The Pilgrim's Progress from This World, to That Which Is to Come
Bunyan, John
1678, 1684
Note Source
Song of the Lark Part II, Chap. 3; One of Ours Book I, Chap.7; Lewis 14; Home Monthly 1/1897; The Old Beauty and Others 161; Obscure Destinies 152; Sapphira and the Slave Girl; Youth and the Bright Medusa "Scandal" 153
Note Relating to Cather

In Song of the Lark, Cather writes, "Sometimes she [Thea] got so nervous at the piano that she left it, and snatching up her hat and cape went out and walked, hurrying through the streets like Christian fleeing from the City of Destruction."

In Cather's One of Ours, there is an engraving with scenes from Pilgrim's Progress over the sofa in the Wheeler house.

In a letter, Lewis writes that Cather said she read The Pilgrim's Progress eight times during one of her first winters in Nebraska.

In an 1897 Home Monthly article, Cather writes, "If I were asked what two books were the most essential to a child's library and most important in his education, I should name two very old-fashioned ones that their fathers and mothers read and loved before them: Pilgrim's Progress and The Swiss Family Robinson.... Like Jo and Meg in Little Women, [some children] even dramatized and played [Pilgrim's Progress]."

In "Before Breakfast," Henry Grenfell is compared to Christian because he "left his burden at the bottom of the hill."

In "Old Mrs. Harris,"as she lies dying, grandmother Harris recalls the line "Then said Mercy, how sweet is rest to them that labour."

In Sapphira and the Slave Girl, Henry Colbert identifies Nancy with Mercy.

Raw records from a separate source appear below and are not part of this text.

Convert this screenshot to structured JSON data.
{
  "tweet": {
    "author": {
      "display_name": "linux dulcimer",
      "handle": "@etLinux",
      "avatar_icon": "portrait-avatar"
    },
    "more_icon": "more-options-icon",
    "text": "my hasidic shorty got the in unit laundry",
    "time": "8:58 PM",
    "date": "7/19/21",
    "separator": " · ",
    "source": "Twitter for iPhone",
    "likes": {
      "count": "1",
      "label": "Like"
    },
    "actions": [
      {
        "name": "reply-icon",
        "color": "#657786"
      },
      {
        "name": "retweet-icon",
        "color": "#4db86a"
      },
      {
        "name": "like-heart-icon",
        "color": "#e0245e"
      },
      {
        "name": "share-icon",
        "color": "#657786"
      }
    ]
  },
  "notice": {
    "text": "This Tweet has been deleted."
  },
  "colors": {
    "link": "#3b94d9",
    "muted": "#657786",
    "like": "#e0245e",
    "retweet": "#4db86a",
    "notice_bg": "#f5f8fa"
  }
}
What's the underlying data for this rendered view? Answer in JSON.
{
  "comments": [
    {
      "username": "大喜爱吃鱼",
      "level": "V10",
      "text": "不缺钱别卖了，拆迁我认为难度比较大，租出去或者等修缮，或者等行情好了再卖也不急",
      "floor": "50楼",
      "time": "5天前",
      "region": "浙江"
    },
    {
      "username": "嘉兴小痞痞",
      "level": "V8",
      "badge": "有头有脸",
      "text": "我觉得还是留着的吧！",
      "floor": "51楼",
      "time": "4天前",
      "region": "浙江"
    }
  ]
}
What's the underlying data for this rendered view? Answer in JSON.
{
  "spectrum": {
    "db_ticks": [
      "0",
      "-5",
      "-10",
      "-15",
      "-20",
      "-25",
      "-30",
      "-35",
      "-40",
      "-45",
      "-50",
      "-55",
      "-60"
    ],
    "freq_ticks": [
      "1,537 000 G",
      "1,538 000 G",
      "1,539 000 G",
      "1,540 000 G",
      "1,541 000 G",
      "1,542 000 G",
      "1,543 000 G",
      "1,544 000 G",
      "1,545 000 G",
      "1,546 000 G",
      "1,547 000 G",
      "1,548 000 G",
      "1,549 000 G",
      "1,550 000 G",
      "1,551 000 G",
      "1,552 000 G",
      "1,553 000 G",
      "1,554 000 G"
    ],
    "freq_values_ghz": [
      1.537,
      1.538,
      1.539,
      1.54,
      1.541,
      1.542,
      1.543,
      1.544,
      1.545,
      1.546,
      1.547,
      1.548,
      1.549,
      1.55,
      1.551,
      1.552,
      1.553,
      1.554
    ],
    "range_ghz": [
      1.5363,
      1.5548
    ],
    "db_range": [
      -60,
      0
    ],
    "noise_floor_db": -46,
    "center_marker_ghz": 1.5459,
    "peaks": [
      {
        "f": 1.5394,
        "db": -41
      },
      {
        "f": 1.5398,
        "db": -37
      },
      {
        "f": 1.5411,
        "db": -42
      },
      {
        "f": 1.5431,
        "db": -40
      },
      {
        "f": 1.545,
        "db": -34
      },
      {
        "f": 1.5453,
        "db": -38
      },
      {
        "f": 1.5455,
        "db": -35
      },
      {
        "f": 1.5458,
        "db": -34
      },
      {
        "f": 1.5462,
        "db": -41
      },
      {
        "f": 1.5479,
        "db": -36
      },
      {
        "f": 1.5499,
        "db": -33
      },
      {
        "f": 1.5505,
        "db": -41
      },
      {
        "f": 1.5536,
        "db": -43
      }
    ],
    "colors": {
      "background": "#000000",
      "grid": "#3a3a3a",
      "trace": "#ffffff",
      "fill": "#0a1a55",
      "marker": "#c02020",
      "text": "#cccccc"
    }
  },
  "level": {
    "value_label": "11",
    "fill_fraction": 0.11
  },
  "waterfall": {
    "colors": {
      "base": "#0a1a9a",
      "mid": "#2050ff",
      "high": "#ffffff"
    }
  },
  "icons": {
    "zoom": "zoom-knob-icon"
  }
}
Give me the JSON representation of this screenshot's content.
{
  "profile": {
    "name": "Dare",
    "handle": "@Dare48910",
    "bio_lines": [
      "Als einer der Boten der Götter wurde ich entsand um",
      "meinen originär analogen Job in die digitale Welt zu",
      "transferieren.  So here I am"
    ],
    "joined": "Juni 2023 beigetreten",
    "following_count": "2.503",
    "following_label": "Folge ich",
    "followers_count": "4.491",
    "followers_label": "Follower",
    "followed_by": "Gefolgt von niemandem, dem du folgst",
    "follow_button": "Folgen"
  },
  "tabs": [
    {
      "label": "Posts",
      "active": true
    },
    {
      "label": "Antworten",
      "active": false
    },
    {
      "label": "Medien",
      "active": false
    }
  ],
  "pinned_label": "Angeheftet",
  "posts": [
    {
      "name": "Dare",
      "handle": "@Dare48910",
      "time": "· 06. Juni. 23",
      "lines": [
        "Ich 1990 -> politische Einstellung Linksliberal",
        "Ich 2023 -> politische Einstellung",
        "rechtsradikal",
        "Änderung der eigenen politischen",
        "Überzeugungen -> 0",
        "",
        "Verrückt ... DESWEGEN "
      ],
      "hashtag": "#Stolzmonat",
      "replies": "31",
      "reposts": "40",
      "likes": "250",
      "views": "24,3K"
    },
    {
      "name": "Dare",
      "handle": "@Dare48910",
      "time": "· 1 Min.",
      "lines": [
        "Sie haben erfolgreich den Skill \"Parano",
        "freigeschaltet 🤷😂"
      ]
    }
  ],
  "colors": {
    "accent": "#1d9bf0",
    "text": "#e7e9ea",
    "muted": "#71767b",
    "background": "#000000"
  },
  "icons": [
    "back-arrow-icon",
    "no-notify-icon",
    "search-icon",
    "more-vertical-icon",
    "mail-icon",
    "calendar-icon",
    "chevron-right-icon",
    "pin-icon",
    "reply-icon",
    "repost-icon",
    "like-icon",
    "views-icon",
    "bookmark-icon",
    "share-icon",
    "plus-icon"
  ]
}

In "Scandal," Kitty Ayrshire wants "to believe that everything for sale in Vanity Fair was worth the advertised price."